I am currently a Postdoctoral Fellow at the University of Chicago, working with Greg Dwyer and our US Forest Service collaborator, Karl Polivka. We are studying the epidemic dynamics of baculoviruses in the Douglas-fir tussock moth in the Pacific Northwest. Our goal is to integrate experiments and advanced mechanistic modeling approaches to develop recommendations for a USFS microbial control program. 

I received my PhD in Ecology & Evolutionary Biology from the University of Colorado-Boulder, where I worked in Piet Johnson's lab studying parasite metacommunities and the consequences of the host and pathogen diversity in amphibian systems. I received my BA in Environmental Biology at Washington University in St. Louis after working with Jon Chase and Kevin Smith on various projects with a community ecology theme.

My research has been broad, ranging from the trophic effects of invasive wetland plants to wildlife disease control. Right now my primary focus is on disease ecology and host- pathogen dynamics. I'm most interested in understanding how host and pathogen diversity can interact to affect disease and pathogen transmission. I'm also interested in developing modeling methods to better explain and analyze pathogen incidence data. I use a variety of tools to tackle these topics, including mechanistic modeling, experiments, field surveys and meta-analyses.                                                                                                                                                                 

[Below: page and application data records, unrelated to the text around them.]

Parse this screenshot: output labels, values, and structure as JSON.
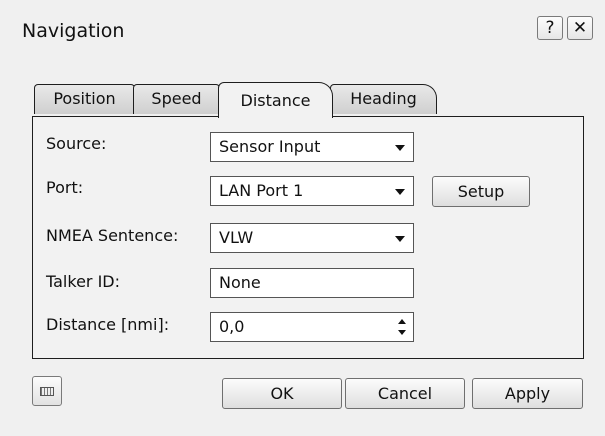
{
  "window": {
    "title": "Navigation",
    "help_label": "?",
    "close_label": "✕"
  },
  "tabs": [
    {
      "label": "Position",
      "active": false
    },
    {
      "label": "Speed",
      "active": false
    },
    {
      "label": "Distance",
      "active": true
    },
    {
      "label": "Heading",
      "active": false
    }
  ],
  "form": {
    "source": {
      "label": "Source:",
      "value": "Sensor Input"
    },
    "port": {
      "label": "Port:",
      "value": "LAN Port 1"
    },
    "nmea": {
      "label": "NMEA Sentence:",
      "value": "VLW"
    },
    "talker": {
      "label": "Talker ID:",
      "value": "None"
    },
    "distance": {
      "label": "Distance [nmi]:",
      "value": "0,0"
    },
    "setup_label": "Setup"
  },
  "footer": {
    "keyboard_icon": "keyboard-icon",
    "ok_label": "OK",
    "cancel_label": "Cancel",
    "apply_label": "Apply"
  }
}
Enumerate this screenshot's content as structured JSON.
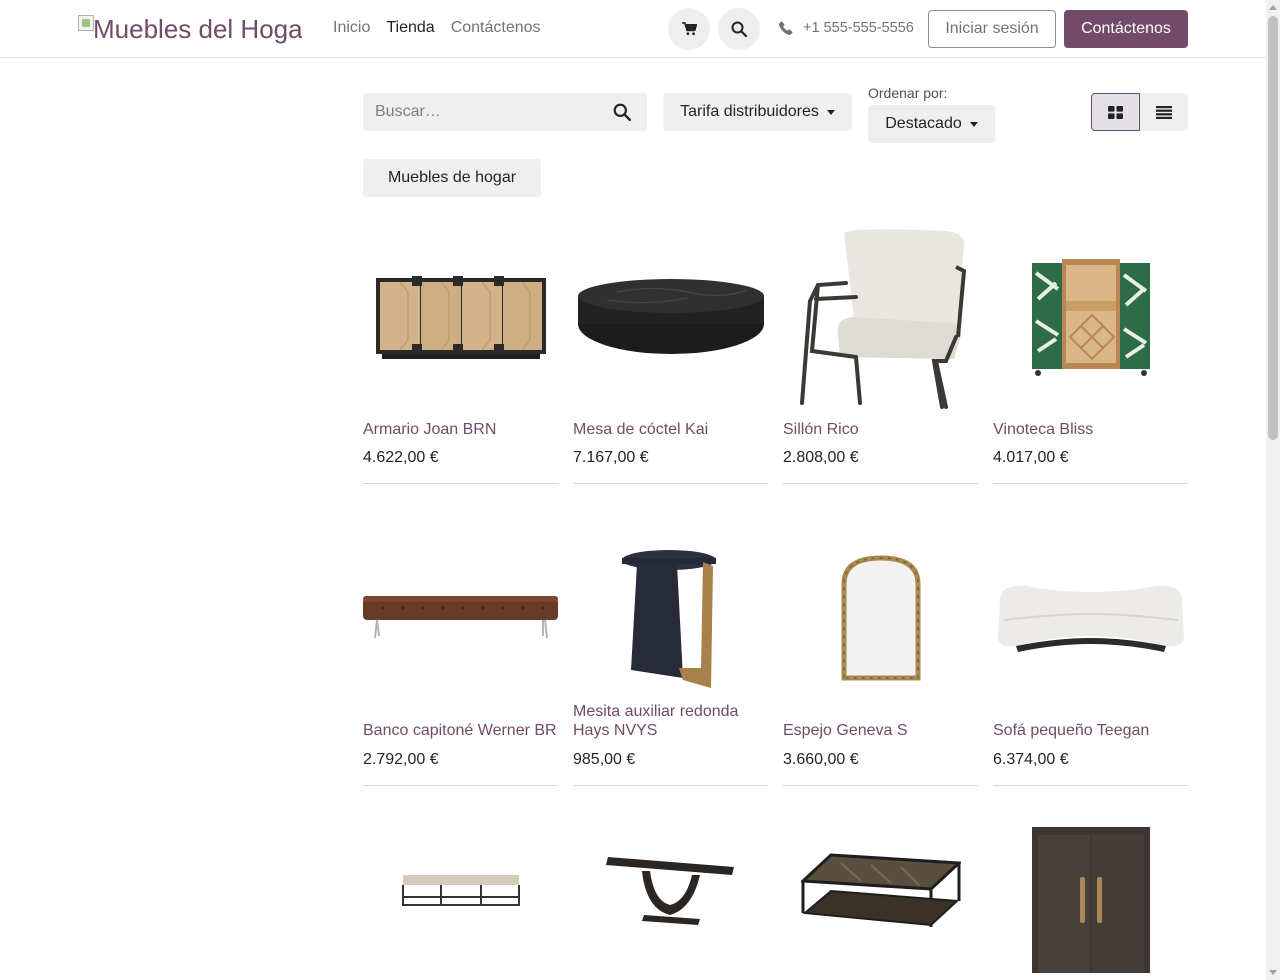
{
  "header": {
    "logo_alt": "Muebles del Hogar",
    "nav": [
      {
        "label": "Inicio",
        "active": false
      },
      {
        "label": "Tienda",
        "active": true
      },
      {
        "label": "Contáctenos",
        "active": false
      }
    ],
    "cart_icon": "cart-icon",
    "search_icon": "search-icon",
    "phone_icon": "phone-icon",
    "phone": "+1 555-555-5556",
    "login_label": "Iniciar sesión",
    "contact_label": "Contáctenos",
    "accent_color": "#714b67"
  },
  "toolbar": {
    "search_placeholder": "Buscar…",
    "pricelist_label": "Tarifa distribuidores",
    "sort_label": "Ordenar por:",
    "sort_value": "Destacado",
    "view_mode": "grid",
    "view_icons": [
      "grid-view-icon",
      "list-view-icon"
    ]
  },
  "category_chip": "Muebles de hogar",
  "products": [
    {
      "name": "Armario Joan BRN",
      "price": "4.622,00 €",
      "image": "sideboard"
    },
    {
      "name": "Mesa de cóctel Kai",
      "price": "7.167,00 €",
      "image": "round-coffee-table"
    },
    {
      "name": "Sillón Rico",
      "price": "2.808,00 €",
      "image": "armchair"
    },
    {
      "name": "Vinoteca Bliss",
      "price": "4.017,00 €",
      "image": "wine-cabinet"
    },
    {
      "name": "Banco capitoné Werner BR",
      "price": "2.792,00 €",
      "image": "tufted-bench"
    },
    {
      "name": "Mesita auxiliar redonda Hays NVYS",
      "price": "985,00 €",
      "image": "side-table"
    },
    {
      "name": "Espejo Geneva S",
      "price": "3.660,00 €",
      "image": "mirror"
    },
    {
      "name": "Sofá pequeño Teegan",
      "price": "6.374,00 €",
      "image": "sofa"
    },
    {
      "name": "",
      "price": "",
      "image": "low-bench"
    },
    {
      "name": "",
      "price": "",
      "image": "console-table"
    },
    {
      "name": "",
      "price": "",
      "image": "square-coffee-table"
    },
    {
      "name": "",
      "price": "",
      "image": "tall-cabinet"
    }
  ]
}
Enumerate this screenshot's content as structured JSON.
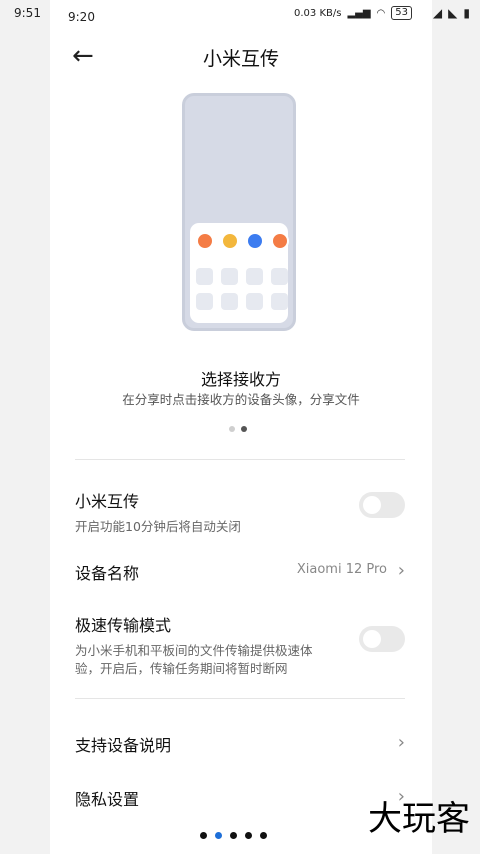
{
  "host_status": {
    "time": "9:51"
  },
  "status": {
    "time": "9:20",
    "network_speed": "0.03 KB/s",
    "battery": "53"
  },
  "header": {
    "title": "小米互传",
    "back_icon": "←"
  },
  "illustration": {
    "avatar_colors": [
      "#f47c45",
      "#f3b73c",
      "#3c7cf0",
      "#f47c45"
    ]
  },
  "feature": {
    "title": "选择接收方",
    "description": "在分享时点击接收方的设备头像，分享文件"
  },
  "settings": {
    "xiaomi_share": {
      "label": "小米互传",
      "sub": "开启功能10分钟后将自动关闭",
      "enabled": false
    },
    "device_name": {
      "label": "设备名称",
      "value": "Xiaomi 12 Pro"
    },
    "fast_mode": {
      "label": "极速传输模式",
      "sub": "为小米手机和平板间的文件传输提供极速体验，开启后，传输任务期间将暂时断网",
      "enabled": false
    },
    "support_devices": {
      "label": "支持设备说明"
    },
    "privacy": {
      "label": "隐私设置"
    }
  },
  "watermark": "大玩客"
}
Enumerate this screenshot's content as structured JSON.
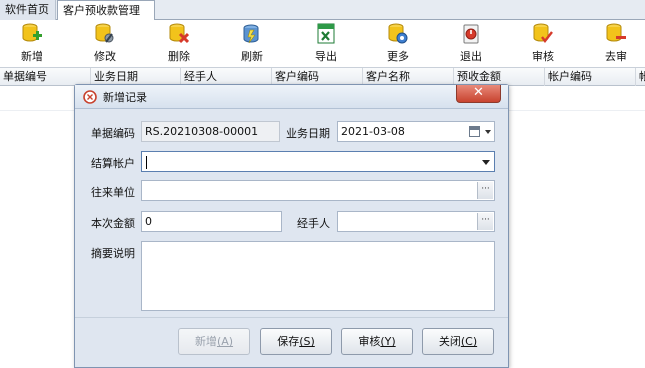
{
  "tabs": [
    {
      "label": "软件首页"
    },
    {
      "label": "客户预收款管理"
    }
  ],
  "toolbar": {
    "items": [
      {
        "label": "新增",
        "icon": "add-db-icon"
      },
      {
        "label": "修改",
        "icon": "edit-db-icon"
      },
      {
        "label": "删除",
        "icon": "delete-db-icon"
      },
      {
        "label": "刷新",
        "icon": "refresh-icon"
      },
      {
        "label": "导出",
        "icon": "excel-export-icon"
      },
      {
        "label": "更多",
        "icon": "more-gear-icon"
      },
      {
        "label": "退出",
        "icon": "exit-icon"
      },
      {
        "label": "审核",
        "icon": "approve-icon"
      },
      {
        "label": "去审",
        "icon": "unapprove-icon"
      }
    ]
  },
  "grid": {
    "columns": [
      "单据编号",
      "业务日期",
      "经手人",
      "客户编码",
      "客户名称",
      "预收金额",
      "帐户编码",
      "帐"
    ]
  },
  "dialog": {
    "title": "新增记录",
    "close_symbol": "✕",
    "fields": {
      "doc_no_label": "单据编码",
      "doc_no_value": "RS.20210308-00001",
      "date_label": "业务日期",
      "date_value": "2021-03-08",
      "account_label": "结算帐户",
      "account_value": "",
      "partner_label": "往来单位",
      "partner_value": "",
      "amount_label": "本次金额",
      "amount_value": "0",
      "handler_label": "经手人",
      "handler_value": "",
      "memo_label": "摘要说明",
      "memo_value": ""
    },
    "buttons": {
      "new_label": "新增",
      "new_key": "(A)",
      "save_label": "保存",
      "save_key": "(S)",
      "approve_label": "审核",
      "approve_key": "(Y)",
      "close_label": "关闭",
      "close_key": "(C)"
    },
    "ellipsis": "···"
  },
  "colors": {
    "accent": "#3f6fb0",
    "db_yellow": "#f2c31b",
    "add_green": "#34a02e",
    "delete_red": "#d63a2b",
    "close_red": "#c8432f"
  }
}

I have a bunch of example code available upon request...check out the Statistics page for some detailed examples.